This weekend Scott and I decided to try our hand at our first home improvement project. Technically it started Friday night with me trying to clean the grout in the bathroom … but that was very unsuccessful and managed to take some paint off the baseboards, so we’re not going to talk about that.
No, we’re going to talk about our new kitchen faucet! Much more exciting. Scott and I have some grandiose plans of redoing the kitchen to open it up to the dining room, but that is going to take a little fundraising, some major planning, and definitely some warmer weather.
So, as a little precursor for what is to come we decided to put in a new faucet. The one that was originally in there was crap. Like seriously. It was really low to the sink basin and I knew that this would be an easy fix to put in a new one. Plus the new one could easily be removed for when we redo the kitchen. This girl wants to do her dishes in style!
So, this morning Scott went Scuba diving with the boys and I stayed home and watched, no joke, like 10 YouTube videos on replacing your kitchen faucet. I felt pretty prepared and checked to see how many sink hole mounts our sink basin has (4) and went to Lowes.com to see what was in stock that would work with our current basin. After reading the reviews I had one picked out.
However, the one thing that I kept getting hung up on was in all the videos all the installers would do is unscrew the stainless steel–sleeved supply tubes and viola! the faucet head and handles would come right out. As I looked under our sink, we didn’t have those. Nope. We have a really really old faucet that has copper tubing going straight from the water valves to the faucet. And all the nuts/joints were soldered together. Great.

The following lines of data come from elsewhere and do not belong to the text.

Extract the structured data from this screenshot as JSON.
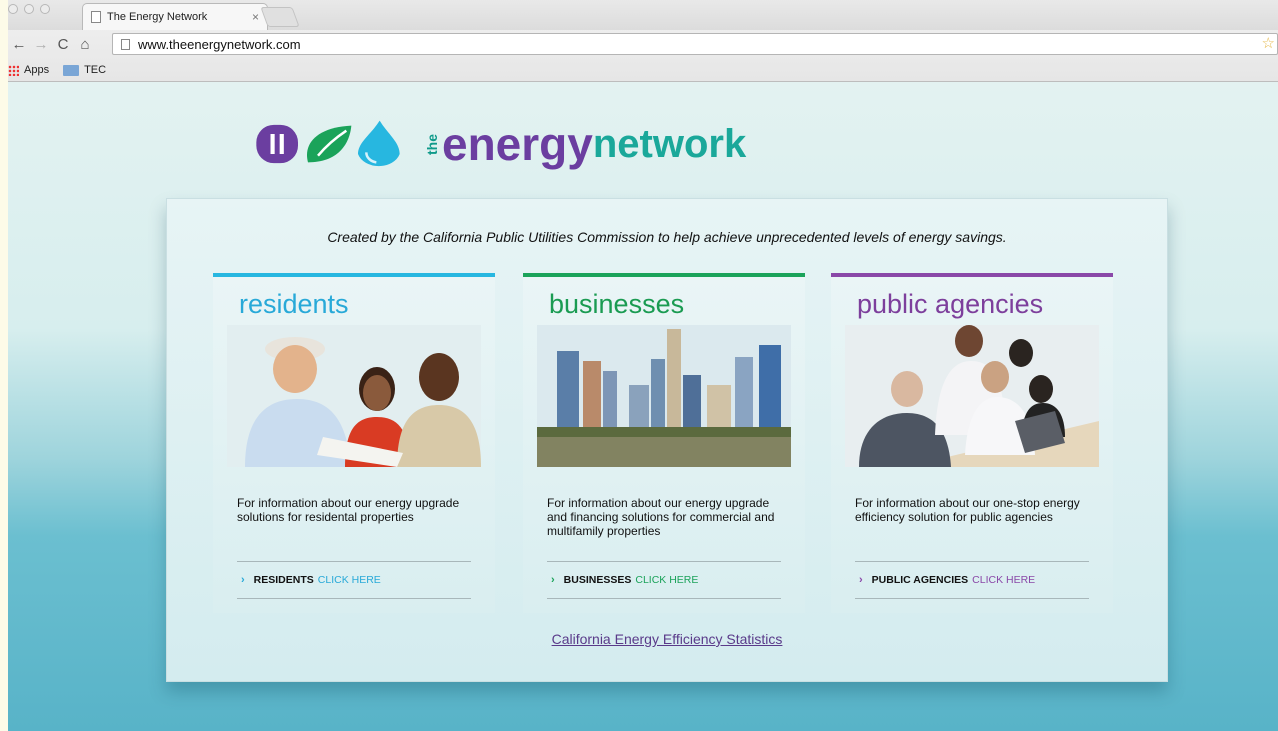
{
  "browser": {
    "tab_title": "The Energy Network",
    "tab_close": "×",
    "url": "www.theenergynetwork.com",
    "bookmarks": [
      {
        "label": "Apps",
        "icon": "apps-grid-icon"
      },
      {
        "label": "TEC",
        "icon": "folder-icon"
      }
    ],
    "icons": {
      "back": "←",
      "forward": "→",
      "reload": "C",
      "home": "⌂",
      "star": "☆"
    }
  },
  "logo": {
    "the": "the",
    "word1": "energy",
    "word2": "network",
    "colors": {
      "purple": "#6b3ea0",
      "green": "#1ba35a",
      "blue": "#27b7e0",
      "teal": "#1aa89a"
    }
  },
  "tagline": "Created by the California Public Utilities Commission to help achieve unprecedented levels of energy savings.",
  "cards": [
    {
      "heading": "residents",
      "accent": "#27b7e0",
      "description": "For information about our energy upgrade solutions for residental properties",
      "link_label": "RESIDENTS",
      "link_cta": "CLICK HERE"
    },
    {
      "heading": "businesses",
      "accent": "#1ba35a",
      "description": "For information about our energy upgrade and financing solutions for commercial and multifamily properties",
      "link_label": "BUSINESSES",
      "link_cta": "CLICK HERE"
    },
    {
      "heading": "public agencies",
      "accent": "#8a48a8",
      "description": "For information about our one-stop energy efficiency solution for public agencies",
      "link_label": "PUBLIC AGENCIES",
      "link_cta": "CLICK HERE"
    }
  ],
  "chevron": "›",
  "stats_link": "California Energy Efficiency Statistics"
}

By this time Scott had come home and we had lunch and watched another video by the guy on “This Old House” and he installed a sink that specifically had old copper tubing. Yay! Pretty much he said that we had to get a blow torch and hold it on joints that were soldered together. Then we would be able to unscrew it and put on a new compression valve (aka a new shut off valve). The funny thing was, he spent like 1.5 minutes of the 9 minute video telling us about plumber’s putty and spent maybe 15 seconds on the whole blow torch deal. We started to get a little anxious about this. Scott didn’t want to burn our new house down, so we had to find an alternate approach.
I had already made a list of items we needed for this project and we figured that some guy in the plumbing section at Lowe’s could help us out with all this. So off we went. We found a nice old man working in the plumbing section and he hooked us up.
We bought a new high-arc, Spot-free, Moen faucet with spray hose. Next we picked up some plumber’s putty, thread seal tape and a basin wrench. We asked our Lowe’s helper about the whole blowtorch deal. He said that there was really no need for that and all we would have to do is get a mini copper tube cutter. With this we would just clamp it on the copper tube and twist it around until it cut through the tube. Then we would just slip on two new compression valves. We already have two on/off valves, but he said this would be much easier, so now we’ll have four! Haha!
The other obstacle we had to deal with was our garbage disposal and dishwasher lines. One of the holes in the top of the sink basin is used for the dishwasher to breathe to. Well, we can’t have this since we have to use three holes for the faucet and one for the sprayer. So our Lowe’s helper said that we could simply take the tube that comes from the dishwasher and plug it into the garbage disposal, just as long as some point of the tube come above the sink basin. I was really confused by all of this, but Scott got it. That’s good!
We left Lowe’s feeling pretty good about what we were about to undertake. Here is a before picture of our faucet:
Ugly. You can also see the dishwasher air tube thingy to the right. Here are all our supplies to start our project:
Oooooooh! Ahhhhh! Pretty, new faucet!
Now let the games begin! First to get the old faucet out we had to cut through the copper pipes with our fancy new cutting tool:
Then we were able to remove our hunk of junk faucet:
Look at my cute plumber husband =):
After we cut through the lines successfully without flooding the house, we danced, then installed the new compression valves. Below you can see our doubled up on/off valves and our rerouted dishwasher tube to the disposal:
Next, we just had to install the faucet and connect all the lines. And here’s the finished project:
Yay!!!!!! We turned on all the water … no leaks … ran the dishwasher … no leaks! We’re pretty pumped that everything worked and nothing exploded. I love our kitchen even more now. Oh and a special shout out and thanks to Grandma D. She sent us a housewarming card (actually the first piece of mail we received at the new house) with a nice little gift that funded this whole project. Thanks!
We’ll keep you updated with all our new home improvement adventures. =)